YOUR ASSIGNMENT: The entire listing below should be output exactly as it stands.
** PROVIDED RECORDS follows **
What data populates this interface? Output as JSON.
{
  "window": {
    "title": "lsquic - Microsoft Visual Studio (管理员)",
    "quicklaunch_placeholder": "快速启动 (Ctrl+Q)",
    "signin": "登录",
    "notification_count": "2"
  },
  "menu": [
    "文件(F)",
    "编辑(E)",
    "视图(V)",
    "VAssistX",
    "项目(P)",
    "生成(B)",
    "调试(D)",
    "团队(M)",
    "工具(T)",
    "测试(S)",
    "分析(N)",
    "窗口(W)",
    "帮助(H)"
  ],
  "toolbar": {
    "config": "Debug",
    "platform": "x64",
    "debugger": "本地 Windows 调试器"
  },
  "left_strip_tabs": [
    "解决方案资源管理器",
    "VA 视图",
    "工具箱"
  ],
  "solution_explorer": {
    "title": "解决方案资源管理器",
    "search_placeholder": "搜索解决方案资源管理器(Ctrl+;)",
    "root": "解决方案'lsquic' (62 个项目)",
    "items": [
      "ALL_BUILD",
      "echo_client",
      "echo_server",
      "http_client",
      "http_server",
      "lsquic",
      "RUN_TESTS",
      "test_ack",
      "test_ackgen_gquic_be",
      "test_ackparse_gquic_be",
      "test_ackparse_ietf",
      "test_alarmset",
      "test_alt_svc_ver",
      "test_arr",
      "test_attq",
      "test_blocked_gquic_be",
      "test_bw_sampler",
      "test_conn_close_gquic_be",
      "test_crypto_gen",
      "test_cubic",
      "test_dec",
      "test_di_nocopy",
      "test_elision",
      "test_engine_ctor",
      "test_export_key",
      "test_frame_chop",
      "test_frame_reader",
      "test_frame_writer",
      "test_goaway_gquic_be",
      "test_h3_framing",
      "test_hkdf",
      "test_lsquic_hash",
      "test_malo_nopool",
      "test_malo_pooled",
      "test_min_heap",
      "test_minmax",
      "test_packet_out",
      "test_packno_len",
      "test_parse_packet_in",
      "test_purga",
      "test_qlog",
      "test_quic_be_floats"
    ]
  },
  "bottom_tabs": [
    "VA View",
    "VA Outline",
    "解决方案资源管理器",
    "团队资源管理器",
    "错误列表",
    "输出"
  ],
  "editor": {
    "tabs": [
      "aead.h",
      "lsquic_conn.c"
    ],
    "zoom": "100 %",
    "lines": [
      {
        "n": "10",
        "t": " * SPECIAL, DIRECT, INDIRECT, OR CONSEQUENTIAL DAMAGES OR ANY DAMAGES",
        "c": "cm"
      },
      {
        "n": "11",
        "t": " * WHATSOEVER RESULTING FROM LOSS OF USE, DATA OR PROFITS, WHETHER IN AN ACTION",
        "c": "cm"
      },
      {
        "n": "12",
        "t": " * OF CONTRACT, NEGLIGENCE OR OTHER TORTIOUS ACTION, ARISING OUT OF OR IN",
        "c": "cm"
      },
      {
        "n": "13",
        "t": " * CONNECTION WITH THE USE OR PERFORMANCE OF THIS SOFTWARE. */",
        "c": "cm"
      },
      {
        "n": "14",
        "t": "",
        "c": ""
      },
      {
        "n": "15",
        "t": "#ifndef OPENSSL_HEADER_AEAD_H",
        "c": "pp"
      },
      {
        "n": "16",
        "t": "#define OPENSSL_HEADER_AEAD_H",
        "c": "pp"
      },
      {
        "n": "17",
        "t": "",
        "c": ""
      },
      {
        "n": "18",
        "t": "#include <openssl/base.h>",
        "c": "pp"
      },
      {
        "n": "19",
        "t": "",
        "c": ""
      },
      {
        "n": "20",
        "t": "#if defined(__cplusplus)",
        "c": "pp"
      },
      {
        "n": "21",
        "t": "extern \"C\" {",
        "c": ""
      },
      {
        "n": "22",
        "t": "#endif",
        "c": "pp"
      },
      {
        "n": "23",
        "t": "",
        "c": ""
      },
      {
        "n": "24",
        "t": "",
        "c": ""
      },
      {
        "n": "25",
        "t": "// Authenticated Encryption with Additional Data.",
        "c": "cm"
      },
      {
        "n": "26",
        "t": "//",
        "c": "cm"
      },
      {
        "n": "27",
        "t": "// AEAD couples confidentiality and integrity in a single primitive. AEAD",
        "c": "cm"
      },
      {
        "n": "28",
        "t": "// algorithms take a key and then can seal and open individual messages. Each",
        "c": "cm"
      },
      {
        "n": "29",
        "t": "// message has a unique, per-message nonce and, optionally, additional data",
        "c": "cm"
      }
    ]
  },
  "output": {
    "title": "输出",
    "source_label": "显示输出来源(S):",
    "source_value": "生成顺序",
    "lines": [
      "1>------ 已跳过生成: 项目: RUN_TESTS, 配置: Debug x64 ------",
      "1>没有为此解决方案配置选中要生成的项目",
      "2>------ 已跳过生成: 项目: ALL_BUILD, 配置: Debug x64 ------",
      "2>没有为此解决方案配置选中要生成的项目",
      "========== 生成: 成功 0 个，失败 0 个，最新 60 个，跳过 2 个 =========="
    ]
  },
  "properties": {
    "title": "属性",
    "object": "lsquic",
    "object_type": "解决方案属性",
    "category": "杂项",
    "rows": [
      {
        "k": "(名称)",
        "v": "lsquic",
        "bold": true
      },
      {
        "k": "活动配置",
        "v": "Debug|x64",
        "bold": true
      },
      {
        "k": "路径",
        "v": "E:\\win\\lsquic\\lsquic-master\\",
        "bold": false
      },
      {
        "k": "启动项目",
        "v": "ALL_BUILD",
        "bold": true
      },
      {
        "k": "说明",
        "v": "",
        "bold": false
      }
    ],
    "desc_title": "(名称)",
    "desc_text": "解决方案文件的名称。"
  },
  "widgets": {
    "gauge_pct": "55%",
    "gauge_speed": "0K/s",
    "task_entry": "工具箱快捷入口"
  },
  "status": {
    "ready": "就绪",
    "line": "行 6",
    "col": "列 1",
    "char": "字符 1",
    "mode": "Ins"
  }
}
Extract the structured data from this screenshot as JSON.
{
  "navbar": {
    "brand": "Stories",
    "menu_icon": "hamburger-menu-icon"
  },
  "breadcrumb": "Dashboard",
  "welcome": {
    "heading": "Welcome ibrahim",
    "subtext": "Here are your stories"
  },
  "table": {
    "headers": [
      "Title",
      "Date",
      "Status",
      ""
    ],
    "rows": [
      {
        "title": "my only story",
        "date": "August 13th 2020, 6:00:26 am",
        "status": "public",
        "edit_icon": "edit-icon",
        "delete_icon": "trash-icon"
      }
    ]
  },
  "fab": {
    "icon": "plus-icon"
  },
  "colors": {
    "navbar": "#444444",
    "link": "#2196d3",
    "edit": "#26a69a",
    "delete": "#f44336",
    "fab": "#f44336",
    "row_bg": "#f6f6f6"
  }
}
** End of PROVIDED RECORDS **
REPLY:
What data populates this interface? Output as JSON.
{
  "window": {
    "title": "lsquic - Microsoft Visual Studio (管理员)",
    "quicklaunch_placeholder": "快速启动 (Ctrl+Q)",
    "signin": "登录",
    "notification_count": "2"
  },
  "menu": [
    "文件(F)",
    "编辑(E)",
    "视图(V)",
    "VAssistX",
    "项目(P)",
    "生成(B)",
    "调试(D)",
    "团队(M)",
    "工具(T)",
    "测试(S)",
    "分析(N)",
    "窗口(W)",
    "帮助(H)"
  ],
  "toolbar": {
    "config": "Debug",
    "platform": "x64",
    "debugger": "本地 Windows 调试器"
  },
  "left_strip_tabs": [
    "解决方案资源管理器",
    "VA 视图",
    "工具箱"
  ],
  "solution_explorer": {
    "title": "解决方案资源管理器",
    "search_placeholder": "搜索解决方案资源管理器(Ctrl+;)",
    "root": "解决方案'lsquic' (62 个项目)",
    "items": [
      "ALL_BUILD",
      "echo_client",
      "echo_server",
      "http_client",
      "http_server",
      "lsquic",
      "RUN_TESTS",
      "test_ack",
      "test_ackgen_gquic_be",
      "test_ackparse_gquic_be",
      "test_ackparse_ietf",
      "test_alarmset",
      "test_alt_svc_ver",
      "test_arr",
      "test_attq",
      "test_blocked_gquic_be",
      "test_bw_sampler",
      "test_conn_close_gquic_be",
      "test_crypto_gen",
      "test_cubic",
      "test_dec",
      "test_di_nocopy",
      "test_elision",
      "test_engine_ctor",
      "test_export_key",
      "test_frame_chop",
      "test_frame_reader",
      "test_frame_writer",
      "test_goaway_gquic_be",
      "test_h3_framing",
      "test_hkdf",
      "test_lsquic_hash",
      "test_malo_nopool",
      "test_malo_pooled",
      "test_min_heap",
      "test_minmax",
      "test_packet_out",
      "test_packno_len",
      "test_parse_packet_in",
      "test_purga",
      "test_qlog",
      "test_quic_be_floats"
    ]
  },
  "bottom_tabs": [
    "VA View",
    "VA Outline",
    "解决方案资源管理器",
    "团队资源管理器",
    "错误列表",
    "输出"
  ],
  "editor": {
    "tabs": [
      "aead.h",
      "lsquic_conn.c"
    ],
    "zoom": "100 %",
    "lines": [
      {
        "n": "10",
        "t": " * SPECIAL, DIRECT, INDIRECT, OR CONSEQUENTIAL DAMAGES OR ANY DAMAGES",
        "c": "cm"
      },
      {
        "n": "11",
        "t": " * WHATSOEVER RESULTING FROM LOSS OF USE, DATA OR PROFITS, WHETHER IN AN ACTION",
        "c": "cm"
      },
      {
        "n": "12",
        "t": " * OF CONTRACT, NEGLIGENCE OR OTHER TORTIOUS ACTION, ARISING OUT OF OR IN",
        "c": "cm"
      },
      {
        "n": "13",
        "t": " * CONNECTION WITH THE USE OR PERFORMANCE OF THIS SOFTWARE. */",
        "c": "cm"
      },
      {
        "n": "14",
        "t": "",
        "c": ""
      },
      {
        "n": "15",
        "t": "#ifndef OPENSSL_HEADER_AEAD_H",
        "c": "pp"
      },
      {
        "n": "16",
        "t": "#define OPENSSL_HEADER_AEAD_H",
        "c": "pp"
      },
      {
        "n": "17",
        "t": "",
        "c": ""
      },
      {
        "n": "18",
        "t": "#include <openssl/base.h>",
        "c": "pp"
      },
      {
        "n": "19",
        "t": "",
        "c": ""
      },
      {
        "n": "20",
        "t": "#if defined(__cplusplus)",
        "c": "pp"
      },
      {
        "n": "21",
        "t": "extern \"C\" {",
        "c": ""
      },
      {
        "n": "22",
        "t": "#endif",
        "c": "pp"
      },
      {
        "n": "23",
        "t": "",
        "c": ""
      },
      {
        "n": "24",
        "t": "",
        "c": ""
      },
      {
        "n": "25",
        "t": "// Authenticated Encryption with Additional Data.",
        "c": "cm"
      },
      {
        "n": "26",
        "t": "//",
        "c": "cm"
      },
      {
        "n": "27",
        "t": "// AEAD couples confidentiality and integrity in a single primitive. AEAD",
        "c": "cm"
      },
      {
        "n": "28",
        "t": "// algorithms take a key and then can seal and open individual messages. Each",
        "c": "cm"
      },
      {
        "n": "29",
        "t": "// message has a unique, per-message nonce and, optionally, additional data",
        "c": "cm"
      }
    ]
  },
  "output": {
    "title": "输出",
    "source_label": "显示输出来源(S):",
    "source_value": "生成顺序",
    "lines": [
      "1>------ 已跳过生成: 项目: RUN_TESTS, 配置: Debug x64 ------",
      "1>没有为此解决方案配置选中要生成的项目",
      "2>------ 已跳过生成: 项目: ALL_BUILD, 配置: Debug x64 ------",
      "2>没有为此解决方案配置选中要生成的项目",
      "========== 生成: 成功 0 个，失败 0 个，最新 60 个，跳过 2 个 =========="
    ]
  },
  "properties": {
    "title": "属性",
    "object": "lsquic",
    "object_type": "解决方案属性",
    "category": "杂项",
    "rows": [
      {
        "k": "(名称)",
        "v": "lsquic",
        "bold": true
      },
      {
        "k": "活动配置",
        "v": "Debug|x64",
        "bold": true
      },
      {
        "k": "路径",
        "v": "E:\\win\\lsquic\\lsquic-master\\",
        "bold": false
      },
      {
        "k": "启动项目",
        "v": "ALL_BUILD",
        "bold": true
      },
      {
        "k": "说明",
        "v": "",
        "bold": false
      }
    ],
    "desc_title": "(名称)",
    "desc_text": "解决方案文件的名称。"
  },
  "widgets": {
    "gauge_pct": "55%",
    "gauge_speed": "0K/s",
    "task_entry": "工具箱快捷入口"
  },
  "status": {
    "ready": "就绪",
    "line": "行 6",
    "col": "列 1",
    "char": "字符 1",
    "mode": "Ins"
  }
}
Extract the structured data from this screenshot as JSON.
{
  "navbar": {
    "brand": "Stories",
    "menu_icon": "hamburger-menu-icon"
  },
  "breadcrumb": "Dashboard",
  "welcome": {
    "heading": "Welcome ibrahim",
    "subtext": "Here are your stories"
  },
  "table": {
    "headers": [
      "Title",
      "Date",
      "Status",
      ""
    ],
    "rows": [
      {
        "title": "my only story",
        "date": "August 13th 2020, 6:00:26 am",
        "status": "public",
        "edit_icon": "edit-icon",
        "delete_icon": "trash-icon"
      }
    ]
  },
  "fab": {
    "icon": "plus-icon"
  },
  "colors": {
    "navbar": "#444444",
    "link": "#2196d3",
    "edit": "#26a69a",
    "delete": "#f44336",
    "fab": "#f44336",
    "row_bg": "#f6f6f6"
  }
}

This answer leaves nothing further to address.